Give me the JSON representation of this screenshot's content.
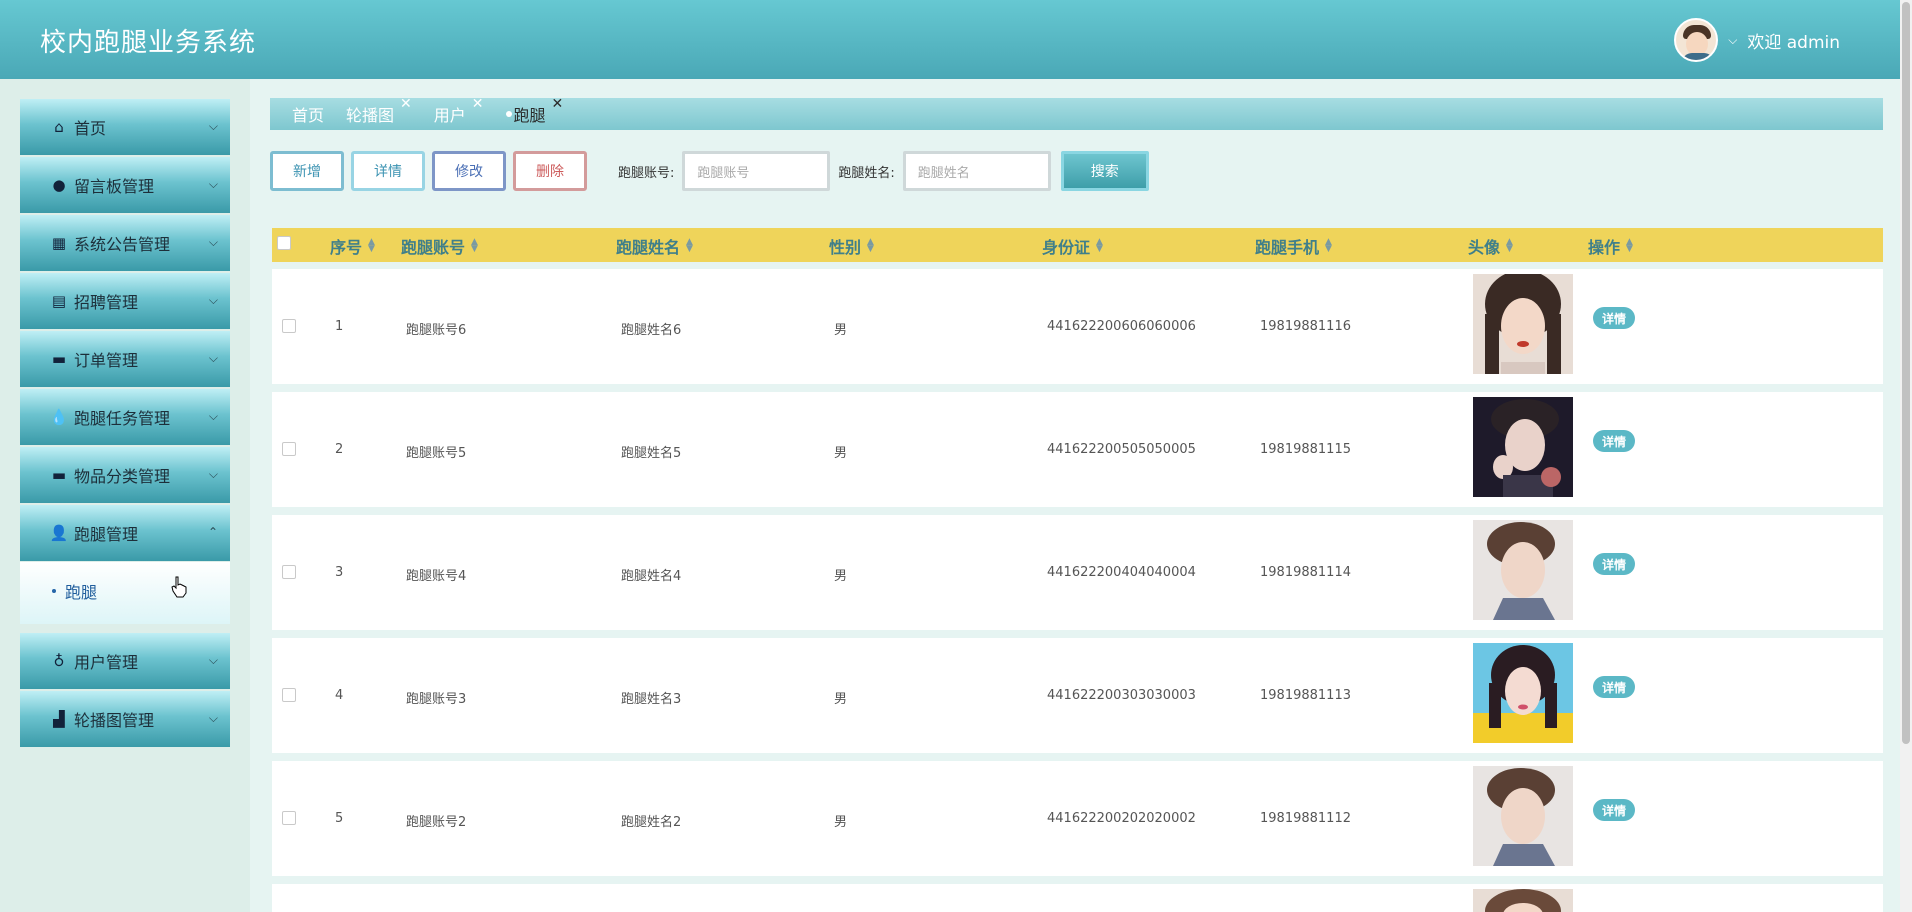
{
  "header": {
    "title": "校内跑腿业务系统",
    "welcome": "欢迎 admin"
  },
  "sidebar": {
    "items": [
      {
        "label": "首页",
        "icon": "home-icon"
      },
      {
        "label": "留言板管理",
        "icon": "message-icon"
      },
      {
        "label": "系统公告管理",
        "icon": "grid-icon"
      },
      {
        "label": "招聘管理",
        "icon": "building-icon"
      },
      {
        "label": "订单管理",
        "icon": "card-icon"
      },
      {
        "label": "跑腿任务管理",
        "icon": "drop-icon"
      },
      {
        "label": "物品分类管理",
        "icon": "card-icon"
      },
      {
        "label": "跑腿管理",
        "icon": "user-icon"
      },
      {
        "label": "用户管理",
        "icon": "badge-icon"
      },
      {
        "label": "轮播图管理",
        "icon": "image-icon"
      }
    ],
    "submenu_label": "跑腿"
  },
  "tabs": [
    {
      "label": "首页"
    },
    {
      "label": "轮播图"
    },
    {
      "label": "用户"
    },
    {
      "label": "跑腿"
    }
  ],
  "toolbar": {
    "add": "新增",
    "detail": "详情",
    "edit": "修改",
    "delete": "删除",
    "account_label": "跑腿账号:",
    "account_placeholder": "跑腿账号",
    "name_label": "跑腿姓名:",
    "name_placeholder": "跑腿姓名",
    "search": "搜索"
  },
  "table": {
    "columns": [
      "序号",
      "跑腿账号",
      "跑腿姓名",
      "性别",
      "身份证",
      "跑腿手机",
      "头像",
      "操作"
    ],
    "detail_label": "详情",
    "rows": [
      {
        "no": "1",
        "account": "跑腿账号6",
        "name": "跑腿姓名6",
        "gender": "男",
        "id_card": "441622200606060006",
        "phone": "19819881116"
      },
      {
        "no": "2",
        "account": "跑腿账号5",
        "name": "跑腿姓名5",
        "gender": "男",
        "id_card": "441622200505050005",
        "phone": "19819881115"
      },
      {
        "no": "3",
        "account": "跑腿账号4",
        "name": "跑腿姓名4",
        "gender": "男",
        "id_card": "441622200404040004",
        "phone": "19819881114"
      },
      {
        "no": "4",
        "account": "跑腿账号3",
        "name": "跑腿姓名3",
        "gender": "男",
        "id_card": "441622200303030003",
        "phone": "19819881113"
      },
      {
        "no": "5",
        "account": "跑腿账号2",
        "name": "跑腿姓名2",
        "gender": "男",
        "id_card": "441622200202020002",
        "phone": "19819881112"
      }
    ]
  },
  "colors": {
    "header_bg": "#4aa8b6",
    "table_header_bg": "#efd45a",
    "detail_tag": "#5bb8c6"
  }
}
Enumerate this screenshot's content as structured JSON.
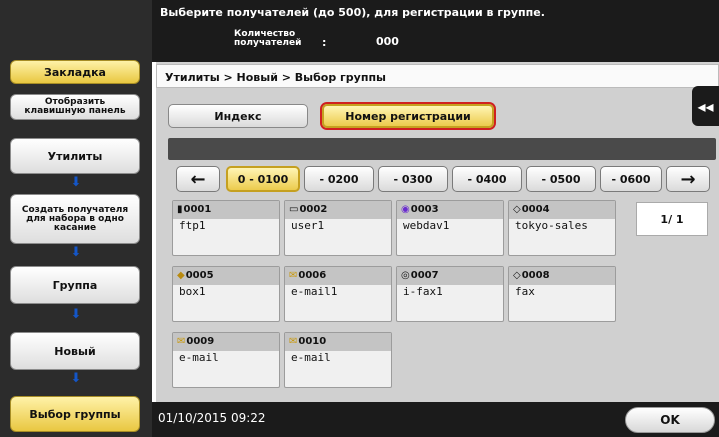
{
  "header": {
    "message": "Выберите получателей (до 500), для регистрации в группе.",
    "count_label": "Количество получателей",
    "colon": ":",
    "count_value": "000"
  },
  "left_panel": {
    "bookmark": "Закладка",
    "show_keypad": "Отобразить клавишную панель",
    "utilities": "Утилиты",
    "create_recipient": "Создать получателя для набора в одно касание",
    "group": "Группа",
    "new": "Новый",
    "select_group": "Выбор группы",
    "arrow_icon": "arrow-down-icon"
  },
  "breadcrumb": "Утилиты > Новый > Выбор группы",
  "tabs": {
    "index": "Индекс",
    "reg_number": "Номер регистрации"
  },
  "ranges": {
    "prev": "←",
    "next": "→",
    "items": [
      "0 - 0100",
      "- 0200",
      "- 0300",
      "- 0400",
      "- 0500",
      "- 0600"
    ]
  },
  "destinations": [
    {
      "num": "0001",
      "name": "ftp1",
      "icon": "ftp-icon",
      "glyph": "▮"
    },
    {
      "num": "0002",
      "name": "user1",
      "icon": "user-box-icon",
      "glyph": "▭"
    },
    {
      "num": "0003",
      "name": "webdav1",
      "icon": "webdav-icon",
      "glyph": "◉"
    },
    {
      "num": "0004",
      "name": "tokyo-sales",
      "icon": "smb-icon",
      "glyph": "◇"
    },
    {
      "num": "0005",
      "name": "box1",
      "icon": "box-icon",
      "glyph": "◆"
    },
    {
      "num": "0006",
      "name": "e-mail1",
      "icon": "email-icon",
      "glyph": "✉"
    },
    {
      "num": "0007",
      "name": "i-fax1",
      "icon": "ifax-icon",
      "glyph": "◎"
    },
    {
      "num": "0008",
      "name": "fax",
      "icon": "fax-icon",
      "glyph": "◇"
    },
    {
      "num": "0009",
      "name": "e-mail",
      "icon": "email-icon",
      "glyph": "✉"
    },
    {
      "num": "0010",
      "name": "e-mail",
      "icon": "email-icon",
      "glyph": "✉"
    }
  ],
  "page_indicator": "1/  1",
  "footer": {
    "datetime": "01/10/2015  09:22",
    "ok": "OK"
  },
  "side_handle": "◂◂",
  "colors": {
    "accent_yellow": "#eccb4d",
    "highlight_red": "#d02020",
    "arrow_blue": "#1456c8"
  }
}
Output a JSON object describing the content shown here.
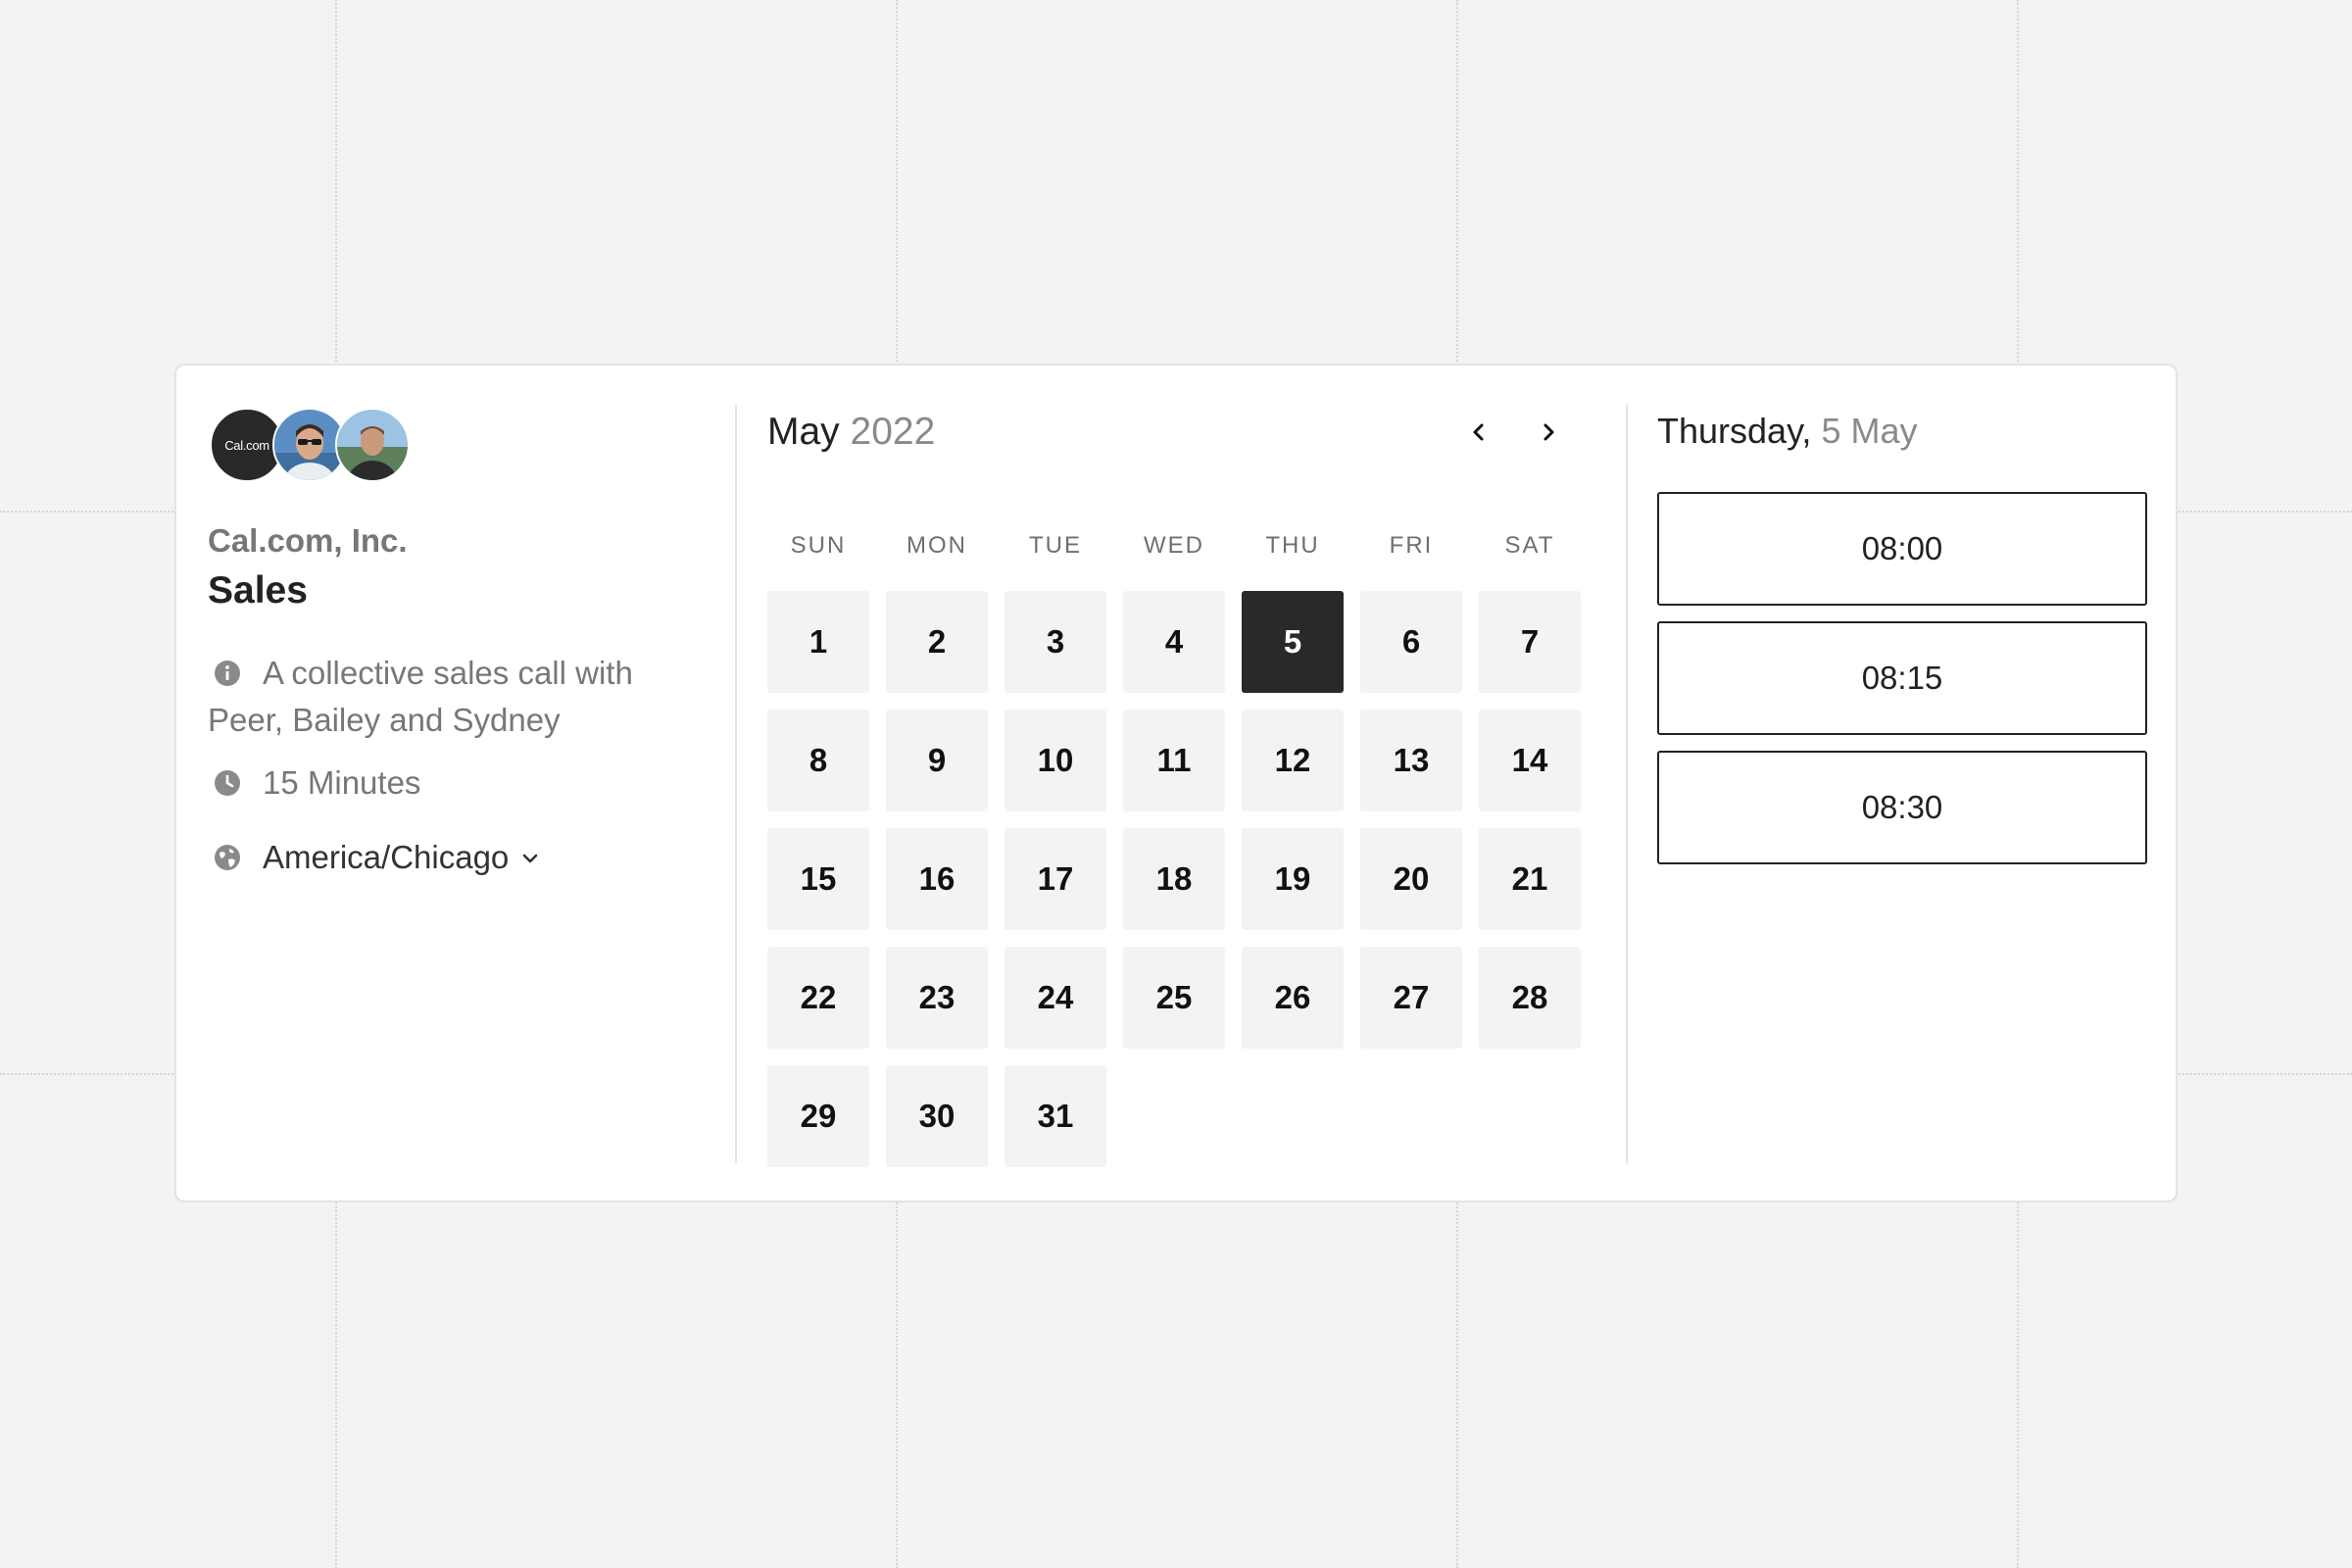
{
  "profile": {
    "logo_text": "Cal.com",
    "org_name": "Cal.com, Inc.",
    "event_title": "Sales",
    "description": "A collective sales call with Peer, Bailey and Sydney",
    "duration": "15 Minutes",
    "timezone": "America/Chicago"
  },
  "calendar": {
    "month": "May",
    "year": "2022",
    "weekdays": [
      "SUN",
      "MON",
      "TUE",
      "WED",
      "THU",
      "FRI",
      "SAT"
    ],
    "first_weekday_index": 0,
    "days_in_month": 31,
    "selected_day": "5"
  },
  "selection": {
    "weekday": "Thursday",
    "date": "5 May",
    "slots": [
      "08:00",
      "08:15",
      "08:30"
    ]
  },
  "colors": {
    "background": "#f3f3f3",
    "card": "#ffffff",
    "day_cell": "#f3f3f3",
    "selected_day": "#292929",
    "muted_text": "#777777"
  },
  "icons": {
    "description": "info-icon",
    "duration": "clock-icon",
    "timezone": "globe-icon",
    "timezone_dropdown": "chevron-down-icon",
    "prev_month": "chevron-left-icon",
    "next_month": "chevron-right-icon"
  }
}
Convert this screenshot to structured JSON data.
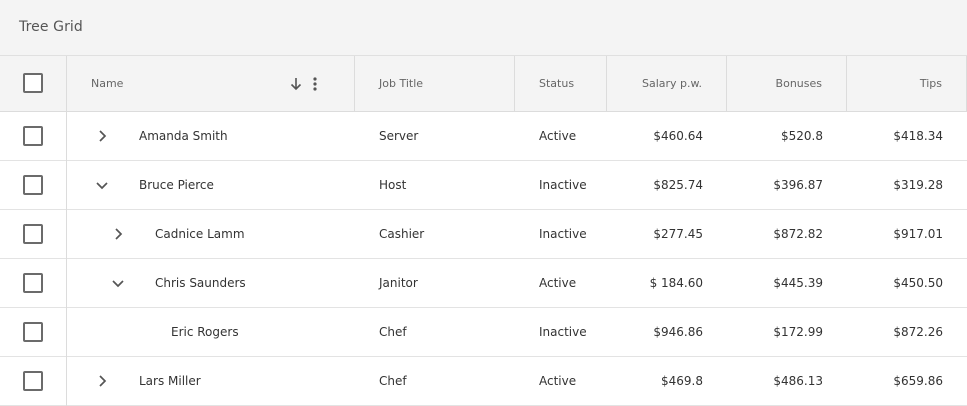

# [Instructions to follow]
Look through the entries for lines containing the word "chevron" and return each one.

# [Exercise solution]
    "timezone_dropdown": "chevron-down-icon",
    "prev_month": "chevron-left-icon",
    "next_month": "chevron-right-icon"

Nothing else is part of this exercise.